Despite these positive developments, there is room for improving Polandfs energy strategy. First, a more integrated energy and climate policy is needed to put Poland firmly on a low-carbon path while enhancing energy security. Second, energy policy could put more emphasis on promoting competition to make the energy markets more efficient. Decarbonising Polandfs power sector will be a particularly significant challenge requiring huge investments. Coal accounts for 55% of Polish primary energy supply and 92% of electricity generation, raising significant climate change and environmental challenges. To this end, Polandfs efforts to improve energy efficiency and to diversify the countryfs energy mix are praiseworthy and should be pursued. The governmentfs attention to R&D on clean coal technologies, including carbon capture and storage (CCS) is also encouraging. The government could put more focus on the positive role that gas can play in decarbonising the electricity mix, especially if Polandfs potential resources of unconventional gas are confirmed. To tap these resources, it will be vital to put the necessary legal and regulatory framework in place.
This in-depth review analyses the energy challenges facing Poland and provides sectoral critiques and recommendations for further policy improvements. It is intended to help guide the country towards a more secure and sustainable energy future.
To date, Poland has adopted a complex administrative simplification programme, based on methods successfully used in other OECD countries.
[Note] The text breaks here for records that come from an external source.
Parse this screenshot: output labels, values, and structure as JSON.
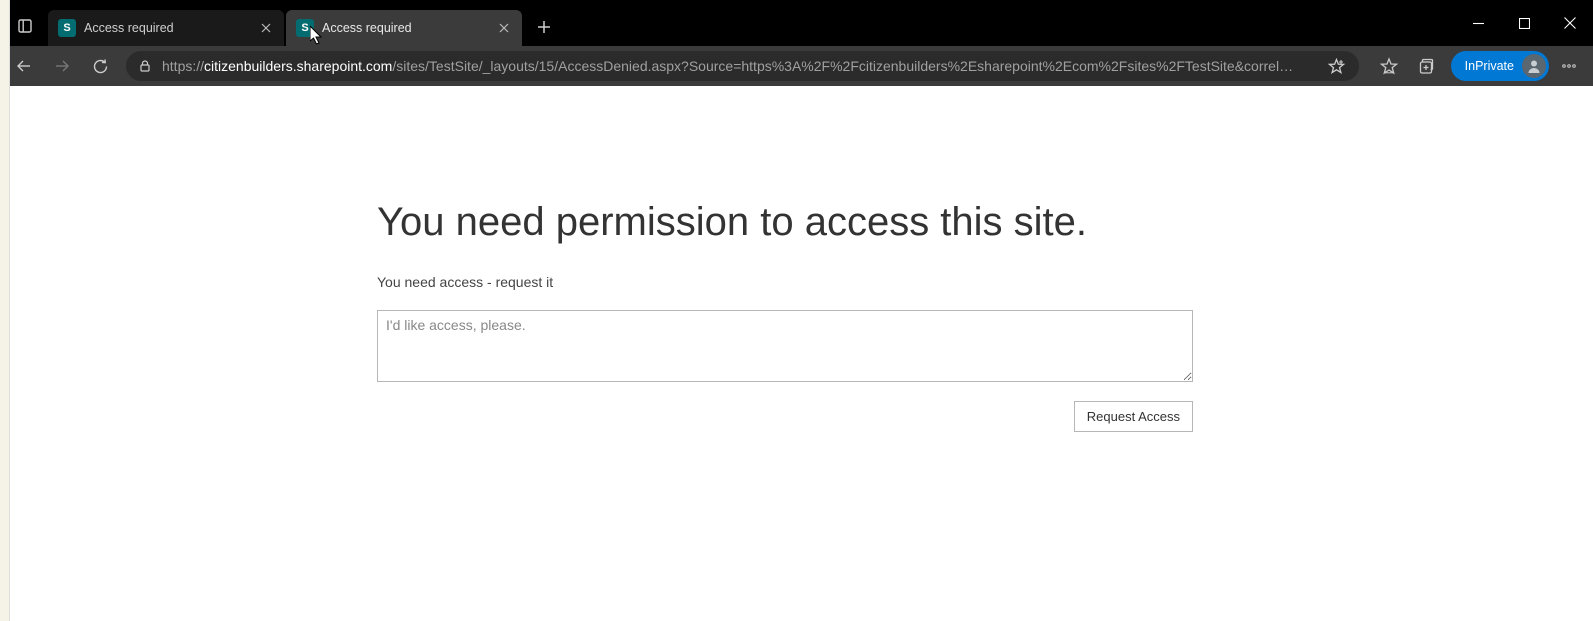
{
  "window": {
    "tabs": [
      {
        "favicon_letter": "S",
        "title": "Access required",
        "active": false
      },
      {
        "favicon_letter": "S",
        "title": "Access required",
        "active": true
      }
    ],
    "inprivate_label": "InPrivate"
  },
  "addressbar": {
    "url_prefix": "https://",
    "url_host": "citizenbuilders.sharepoint.com",
    "url_path": "/sites/TestSite/_layouts/15/AccessDenied.aspx?Source=https%3A%2F%2Fcitizenbuilders%2Esharepoint%2Ecom%2Fsites%2FTestSite&correl…"
  },
  "page": {
    "heading": "You need permission to access this site.",
    "subtext": "You need access - request it",
    "textarea_placeholder": "I'd like access, please.",
    "request_button": "Request Access"
  }
}
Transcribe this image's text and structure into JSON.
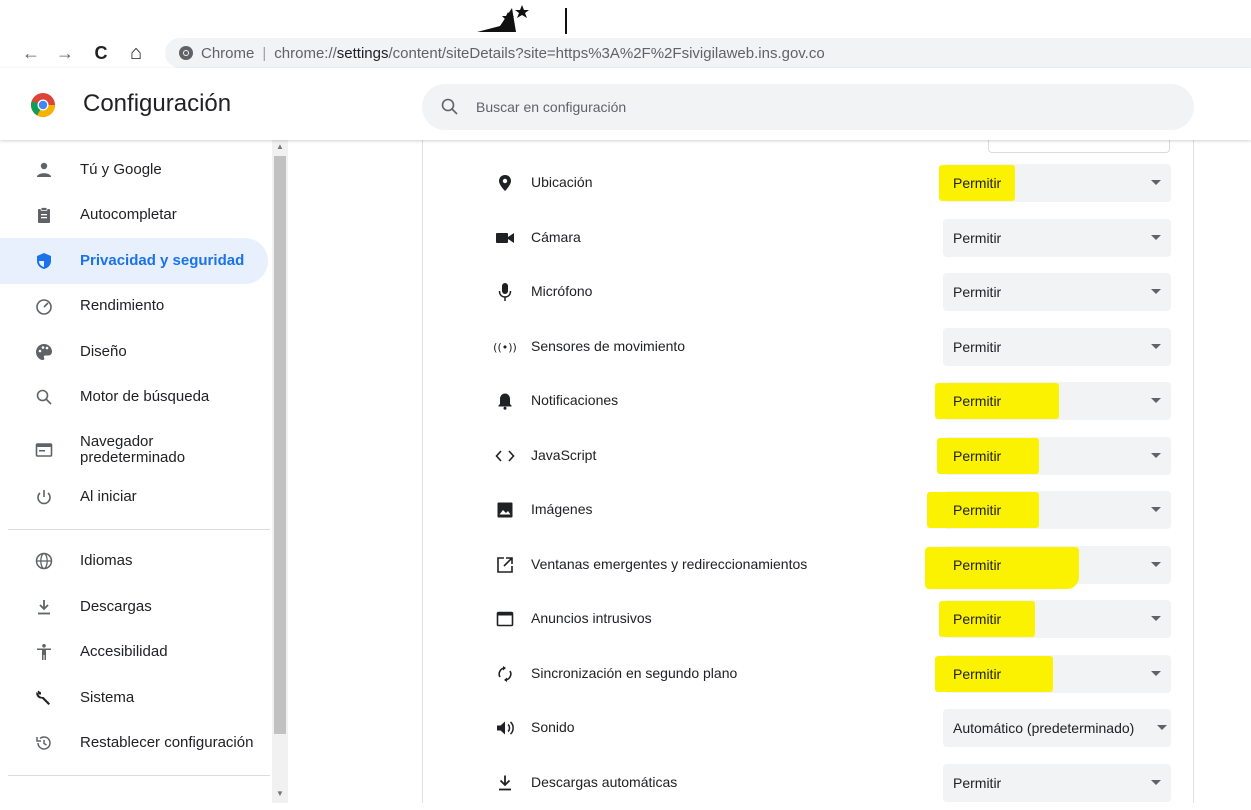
{
  "browser": {
    "back": "←",
    "forward": "→",
    "reload": "C",
    "home": "⌂",
    "site_label": "Chrome",
    "separator": "|",
    "url_prefix": "chrome://",
    "url_host": "settings",
    "url_path": "/content/siteDetails?site=https%3A%2F%2Fsivigilaweb.ins.gov.co"
  },
  "header": {
    "title": "Configuración",
    "search_placeholder": "Buscar en configuración"
  },
  "sidebar": {
    "items": [
      {
        "label": "Tú y Google",
        "icon": "person-icon"
      },
      {
        "label": "Autocompletar",
        "icon": "clipboard-icon"
      },
      {
        "label": "Privacidad y seguridad",
        "icon": "shield-icon"
      },
      {
        "label": "Rendimiento",
        "icon": "speedometer-icon"
      },
      {
        "label": "Diseño",
        "icon": "palette-icon"
      },
      {
        "label": "Motor de búsqueda",
        "icon": "search-icon"
      },
      {
        "label_line1": "Navegador",
        "label_line2": "predeterminado",
        "icon": "browser-icon"
      },
      {
        "label": "Al iniciar",
        "icon": "power-icon"
      },
      {
        "label": "Idiomas",
        "icon": "globe-icon"
      },
      {
        "label": "Descargas",
        "icon": "download-icon"
      },
      {
        "label": "Accesibilidad",
        "icon": "accessibility-icon"
      },
      {
        "label": "Sistema",
        "icon": "wrench-icon"
      },
      {
        "label": "Restablecer configuración",
        "icon": "restore-icon"
      }
    ]
  },
  "permissions": [
    {
      "label": "Ubicación",
      "value": "Permitir",
      "icon": "location-icon",
      "highlighted": true
    },
    {
      "label": "Cámara",
      "value": "Permitir",
      "icon": "camera-icon",
      "highlighted": false
    },
    {
      "label": "Micrófono",
      "value": "Permitir",
      "icon": "microphone-icon",
      "highlighted": false
    },
    {
      "label": "Sensores de movimiento",
      "value": "Permitir",
      "icon": "sensors-icon",
      "highlighted": false
    },
    {
      "label": "Notificaciones",
      "value": "Permitir",
      "icon": "bell-icon",
      "highlighted": true
    },
    {
      "label": "JavaScript",
      "value": "Permitir",
      "icon": "code-icon",
      "highlighted": true
    },
    {
      "label": "Imágenes",
      "value": "Permitir",
      "icon": "image-icon",
      "highlighted": true
    },
    {
      "label": "Ventanas emergentes y redireccionamientos",
      "value": "Permitir",
      "icon": "popup-icon",
      "highlighted": true
    },
    {
      "label": "Anuncios intrusivos",
      "value": "Permitir",
      "icon": "ads-icon",
      "highlighted": true
    },
    {
      "label": "Sincronización en segundo plano",
      "value": "Permitir",
      "icon": "sync-icon",
      "highlighted": true
    },
    {
      "label": "Sonido",
      "value": "Automático (predeterminado)",
      "icon": "sound-icon",
      "highlighted": false
    },
    {
      "label": "Descargas automáticas",
      "value": "Permitir",
      "icon": "download-icon",
      "highlighted": false
    }
  ],
  "colors": {
    "accent": "#1a73e8",
    "highlight": "#fbf201",
    "active_bg": "#e8f0fe"
  }
}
It has two main streams: one focused on simplifying licences and permits, the other on measuring and reducing regulatory burdens.